Jokic has the smaller man in Austin Reaves guarding him, and that alone is a win for Denver. Reaves just doesn’t have the size to deny Jokic from getting to the spot he wants to get to on the floor. He backs him down before spinning towards the basket. Rui Hachimura doesn’t want to give up the free layup, but, because of the spacing on the floor, there isn’t anyone to cover the now wide open Aaron Gordon that he just rotated off of. Jokic recognizes it instantly, and Gordon throws it down to put the finishing touches on the win.

Now, we’re going to the play from last night’s game that pushed Denver’s lead to a mark that couldn’t be overcome. Jokic bullies Kristaps Porzingis backwards, and he won’t be denied from getting where he wants. Jrue Holiday sees Porzingis losing position, and he tries to come over and help. Again, that’s the mistake because Denver’s offense is set up for exactly that. Gordon is in the dunker spot awaiting the lob, and Jayson Tatum doesn’t cut him off in time. Even if he was able to deny Gordon, Jokic has a passing lane up top to Jamal Murray or to the corner for a wide-open Kentavious Caldwell-Pope. The best way to stop Denver in this position? Hope that your center can guard Jokic by himself.

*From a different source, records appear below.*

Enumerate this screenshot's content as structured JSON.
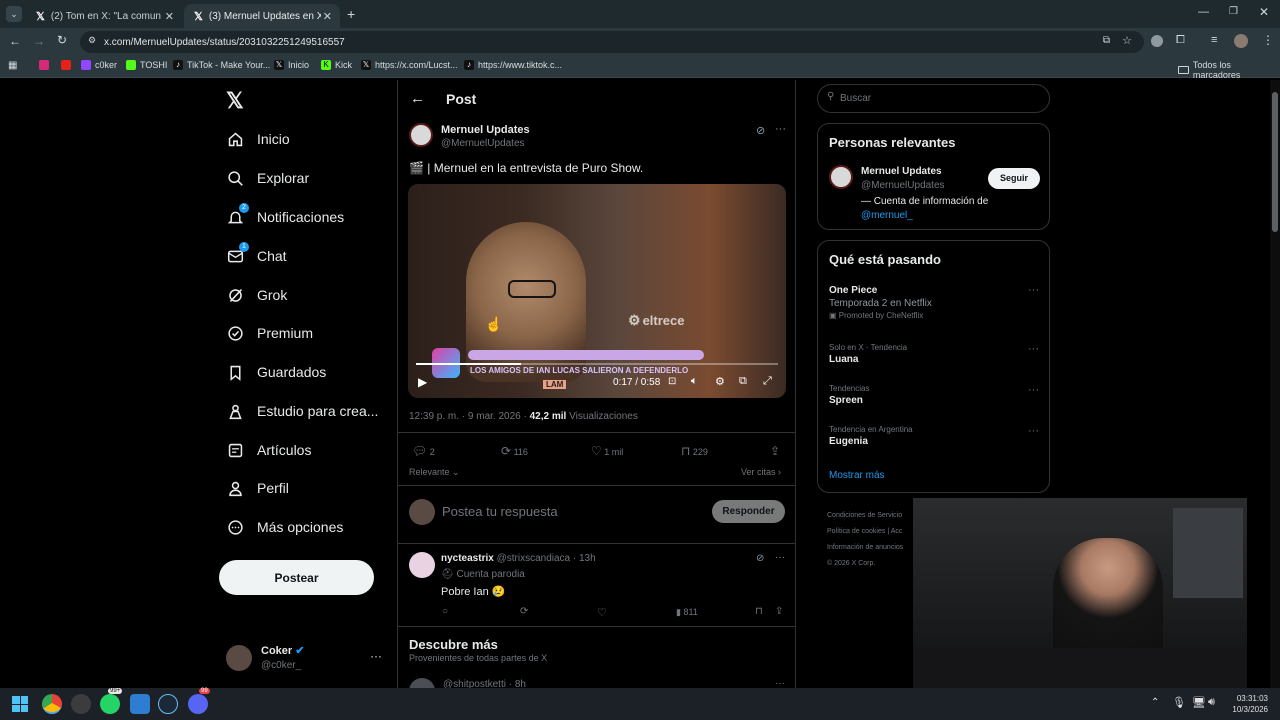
{
  "tabs": [
    {
      "title": "(2) Tom en X: \"La comunidad a"
    },
    {
      "title": "(3) Mernuel Updates en X: \""
    }
  ],
  "address": {
    "url": "x.com/MernuelUpdates/status/2031032251249516557"
  },
  "bookmarks": [
    "c0ker",
    "TOSHI",
    "TikTok - Make Your...",
    "Inicio",
    "Kick",
    "https://x.com/Lucst...",
    "https://www.tiktok.c...",
    "Todos los marcadores"
  ],
  "nav": {
    "items": [
      "Inicio",
      "Explorar",
      "Notificaciones",
      "Chat",
      "Grok",
      "Premium",
      "Guardados",
      "Estudio para crea...",
      "Artículos",
      "Perfil",
      "Más opciones"
    ],
    "notif_badge": "2",
    "chat_badge": "1",
    "post_label": "Postear",
    "user_name": "Coker",
    "user_handle": "@c0ker_"
  },
  "main": {
    "header": "Post",
    "author_name": "Mernuel Updates",
    "author_handle": "@MernuelUpdates",
    "text": "🎬 | Mernuel en la entrevista de Puro Show.",
    "video": {
      "channel_logo": "eltrece",
      "overlay_text": "LOS AMIGOS DE IAN LUCAS SALIERON A DEFENDERLO",
      "lam_tag": "LAM",
      "time": "0:17 / 0:58",
      "progress": 0.29
    },
    "meta_time": "12:39 p. m. · 9 mar. 2026 · ",
    "views_count": "42,2 mil",
    "views_label": " Visualizaciones",
    "stats": {
      "replies": "2",
      "reposts": "116",
      "likes": "1 mil",
      "bookmarks": "229"
    },
    "sort_label": "Relevante",
    "quotes_label": "Ver citas",
    "reply_placeholder": "Postea tu respuesta",
    "reply_button": "Responder",
    "reply": {
      "name": "nycteastrix",
      "handle_time": "@strixscandiaca · 13h",
      "parody": "Cuenta parodia",
      "text": "Pobre Ian 😢",
      "views": "811"
    },
    "discover_title": "Descubre más",
    "discover_sub": "Provenientes de todas partes de X",
    "next_handle": "@shitpostketti · 8h"
  },
  "right": {
    "search_placeholder": "Buscar",
    "people_title": "Personas relevantes",
    "person_name": "Mernuel Updates",
    "person_handle": "@MernuelUpdates",
    "follow_label": "Seguir",
    "person_bio": "— Cuenta de información de",
    "person_bio_link": "@mernuel_",
    "trending_title": "Qué está pasando",
    "trends": [
      {
        "cat": "",
        "name": "One Piece",
        "sub": "Temporada 2 en Netflix",
        "promo": "Promoted by CheNetflix"
      },
      {
        "cat": "Solo en X · Tendencia",
        "name": "Luana"
      },
      {
        "cat": "Tendencias",
        "name": "Spreen"
      },
      {
        "cat": "Tendencia en Argentina",
        "name": "Eugenia"
      }
    ],
    "show_more": "Mostrar más",
    "footer": [
      "Condiciones de Servicio",
      "Política de cookies",
      "Acc",
      "Información de anuncios",
      "© 2026 X Corp."
    ]
  },
  "taskbar": {
    "time": "03:31:03",
    "date": "10/3/2026",
    "whatsapp_badge": "99+",
    "badge2": "99"
  },
  "colors": {
    "accent": "#1d9bf0",
    "bg": "#000000",
    "chrome": "#2b383d"
  }
}
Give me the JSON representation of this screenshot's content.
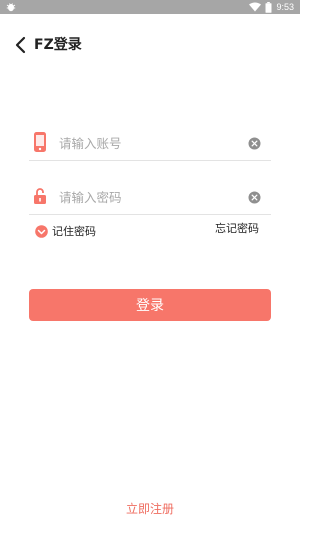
{
  "status_bar": {
    "time": "9:53",
    "icons": [
      "debug-bug-icon",
      "wifi-icon",
      "battery-icon"
    ],
    "background": "#a6a6a6"
  },
  "header": {
    "back_icon": "chevron-left-icon",
    "title": "FZ登录"
  },
  "form": {
    "account": {
      "icon": "phone-icon",
      "placeholder": "请输入账号",
      "value": "",
      "clear_icon": "clear-circle-icon"
    },
    "password": {
      "icon": "lock-icon",
      "placeholder": "请输入密码",
      "value": "",
      "clear_icon": "clear-circle-icon"
    },
    "remember_label": "记住密码",
    "remember_checked": true,
    "forgot_label": "忘记密码"
  },
  "login_button": {
    "label": "登录"
  },
  "register_link": {
    "label": "立即注册"
  },
  "colors": {
    "accent": "#f7766a",
    "accent_text": "#ef6d60",
    "divider": "#e3e3e3",
    "placeholder": "#a8a8a8"
  }
}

Clear Out

So, you remember how I said that you have to hope your guy can guard Jokic one-on-one? Sometimes that just doesn’t work because Jokic is simply that good. On this play, it’s a one-on-one matchup between Jokic and Porzingis. He’s been a decent defender throughout his career, and he leads the Celtics’ starters in defensive rating per 100 possessions this season. It doesn’t matter. Jokic just steadily backs him down and has Kristaps grasping for straws and looking for answers.  

Here, it’s a tight game at home in a rematch of the NBA Finals. Jamal Murray left the game early with an injury, and he didn’t play at all in the second half. Jokic is being guarded on this play by Bam Adebayo, who has made second-team All-Defense in four straight seasons, and he’s played Jokic well in the past. He’s not receiving any help on this play, and this is truly a your best vs our best spot. Jokic gets down to the block before rotating into the lane for the hook shot over the outstretched hand of Adebayo. This gave Denver a six-point lead with under a minute remaining, and there was nothing left the Heat could do.

Surrounded by Shot Makers

This isn’t a shot that happens in the clutch minutes of the game, but I view it as a clutch basket nonetheless. The Lakers were in the middle of a 10-6 run in the fourth quarter, and, after trailing by seven early in the quarter, it was now a one-point game. The Nuggets couldn’t get any separation, and this shot gave them a little breathing room and sucked the air out of the room in a hostile environment. Murray uses the screen from Jokic to get Anthony Davis switched onto him, and he immediately starts driving laterally towards the rim. He stops on a dime, but Davis doesn’t stop that fast, and Murray buries the mid-range jumper. The two sides traded baskets down the stretch before Denver came away with the victory, but this shot’s importance flies under the radar.

Our final clip of the day goes back to why you can’t just help onto Jokic whenever you want. Reaves is guarding Michael Porter Jr. near the left wing, and he sees Jokic in a vulnerable spot which prompts him to go for the steal. Then, almost as if he had eyes in the back of his head, Jokic rips the ball upwards at the perfect time before finding MPJ for the wide-open triple. That is your dagger. You had a chance for a big play, and you came up short. This may be because Jokic might actually be a wizard that can also use the force like a jedi and has eyes in the back of his head like your mom when you were a little kid. We’ll never know for sure. The main thing we know is that, when the games get tight during the playoffs, the Nuggets aren’t going to blink because they aren’t blinking now.

For those of you that are still here, remember to leave your feedback in the comments or over on my Twitter, and have a fantastic film-filled Friday.